BEGIN Dataset records

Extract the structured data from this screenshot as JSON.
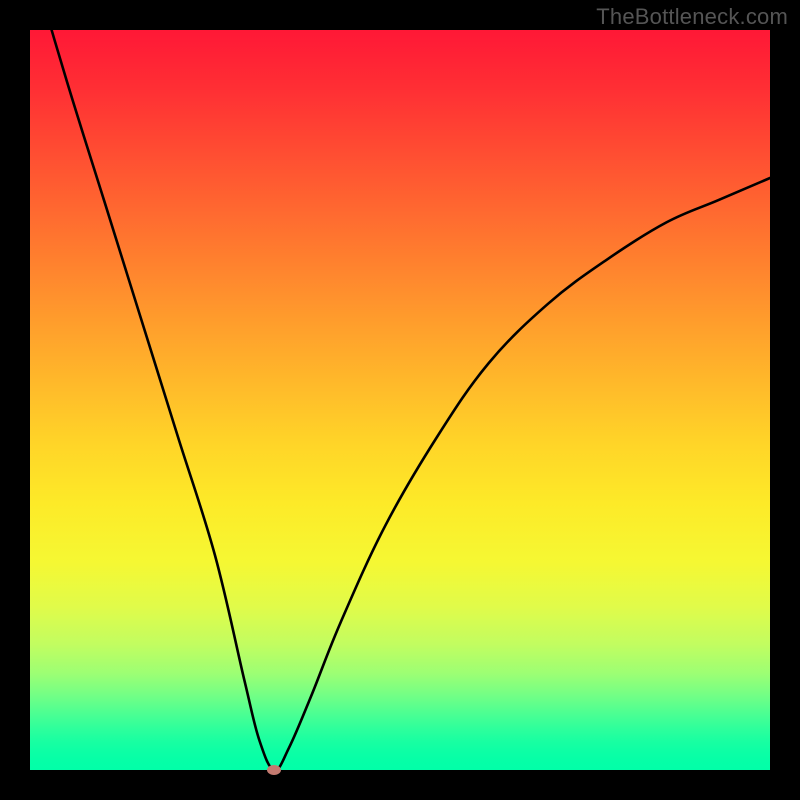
{
  "watermark": "TheBottleneck.com",
  "chart_data": {
    "type": "line",
    "title": "",
    "xlabel": "",
    "ylabel": "",
    "xlim": [
      0,
      100
    ],
    "ylim": [
      0,
      100
    ],
    "grid": false,
    "legend": false,
    "series": [
      {
        "name": "bottleneck-curve",
        "x": [
          0,
          5,
          10,
          15,
          20,
          25,
          29,
          31,
          33,
          35,
          38,
          42,
          48,
          55,
          62,
          70,
          78,
          86,
          93,
          100
        ],
        "values": [
          110,
          93,
          77,
          61,
          45,
          29,
          12,
          4,
          0,
          3,
          10,
          20,
          33,
          45,
          55,
          63,
          69,
          74,
          77,
          80
        ]
      }
    ],
    "marker": {
      "x": 33,
      "y": 0,
      "color": "#c47a70"
    },
    "gradient_stops": [
      {
        "pos": 0,
        "color": "#ff1836"
      },
      {
        "pos": 0.5,
        "color": "#ffd528"
      },
      {
        "pos": 0.78,
        "color": "#e0fb4a"
      },
      {
        "pos": 1.0,
        "color": "#02ffa8"
      }
    ]
  }
}
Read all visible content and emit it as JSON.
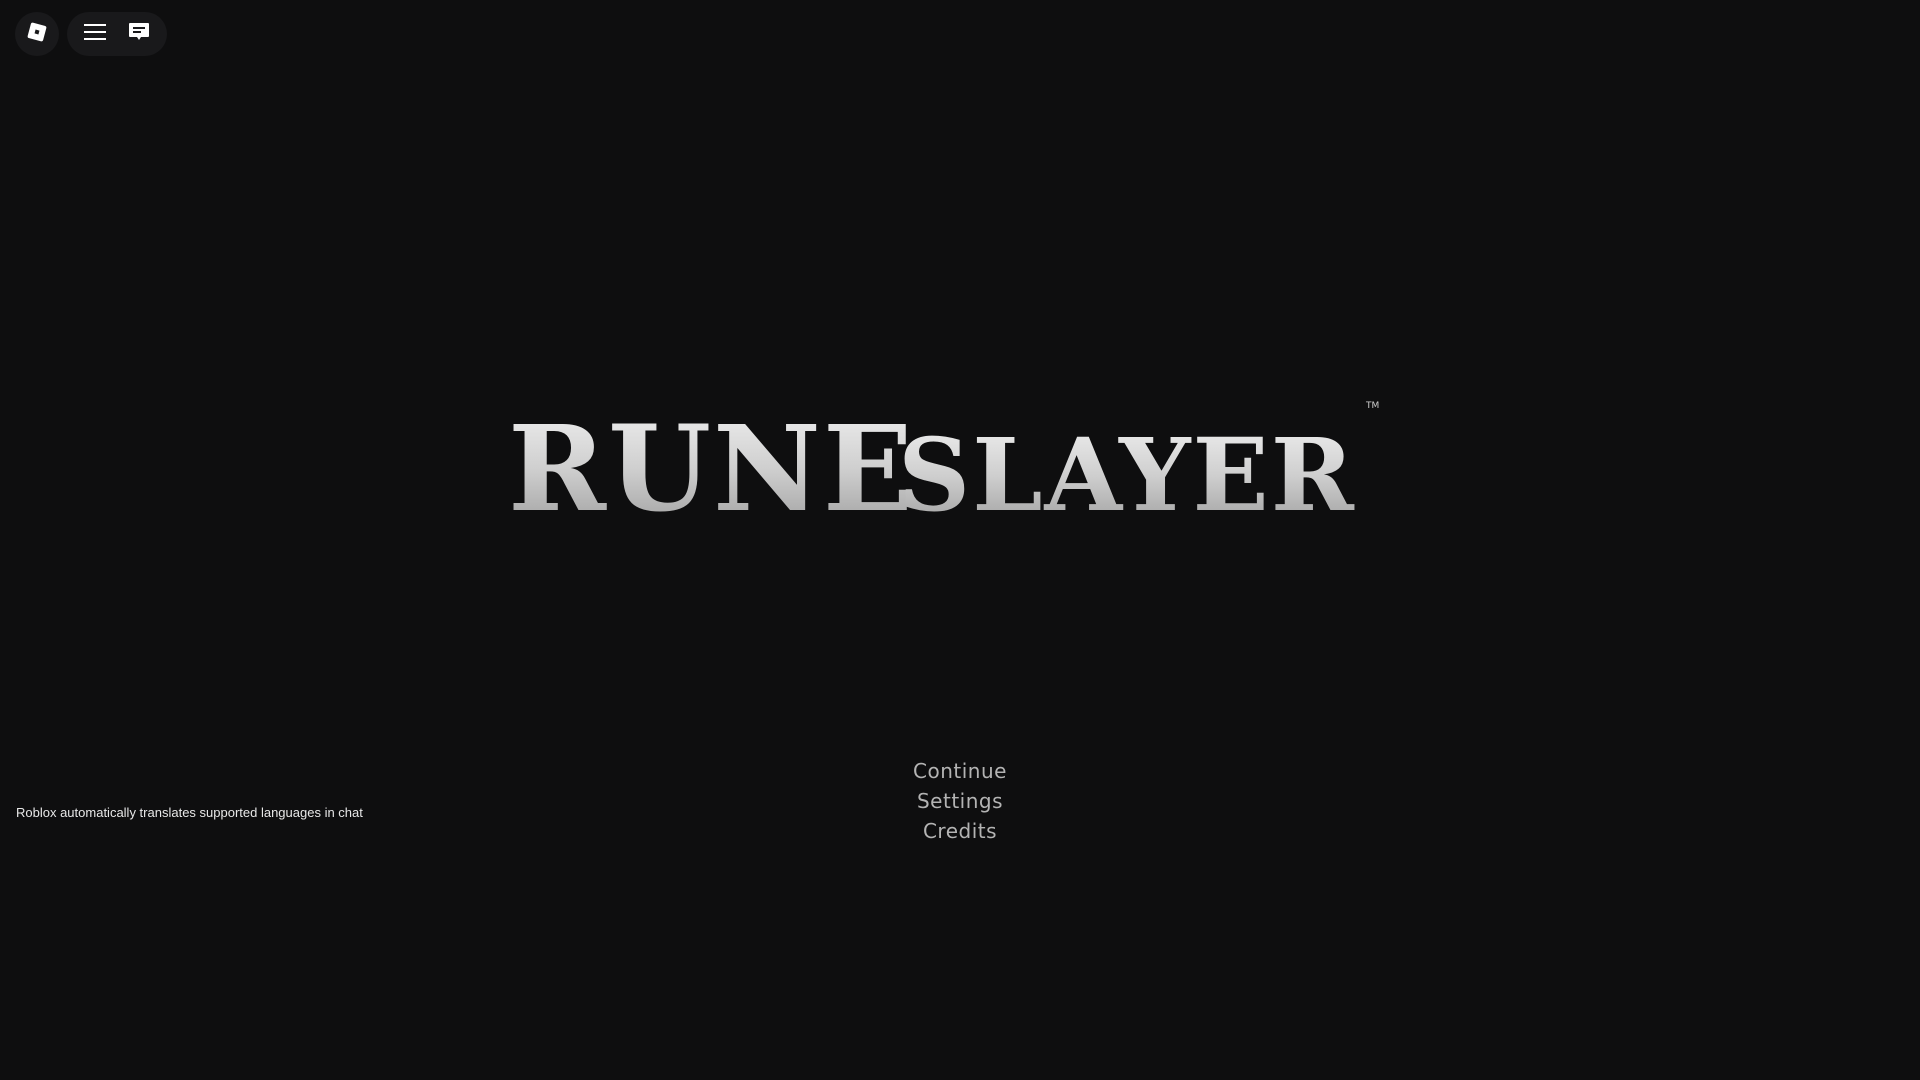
{
  "topbar": {
    "roblox_menu_icon": "roblox-logo-icon",
    "hamburger_icon": "hamburger-icon",
    "chat_icon": "chat-icon"
  },
  "logo": {
    "text_first": "RUNE",
    "text_second": "SLAYER",
    "trademark": "TM"
  },
  "menu": {
    "items": [
      "Continue",
      "Settings",
      "Credits"
    ]
  },
  "chat": {
    "notice": "Roblox automatically translates supported languages in chat"
  },
  "colors": {
    "background": "#0e0e0f",
    "menu_text": "#b3b3b3",
    "logo_silver": "#d9d9d9"
  }
}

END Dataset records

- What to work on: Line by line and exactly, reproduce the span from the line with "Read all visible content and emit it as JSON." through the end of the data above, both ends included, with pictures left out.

- Task result:
Read all visible content and emit it as JSON.
{
  "topbar": {
    "roblox_menu_icon": "roblox-logo-icon",
    "hamburger_icon": "hamburger-icon",
    "chat_icon": "chat-icon"
  },
  "logo": {
    "text_first": "RUNE",
    "text_second": "SLAYER",
    "trademark": "TM"
  },
  "menu": {
    "items": [
      "Continue",
      "Settings",
      "Credits"
    ]
  },
  "chat": {
    "notice": "Roblox automatically translates supported languages in chat"
  },
  "colors": {
    "background": "#0e0e0f",
    "menu_text": "#b3b3b3",
    "logo_silver": "#d9d9d9"
  }
}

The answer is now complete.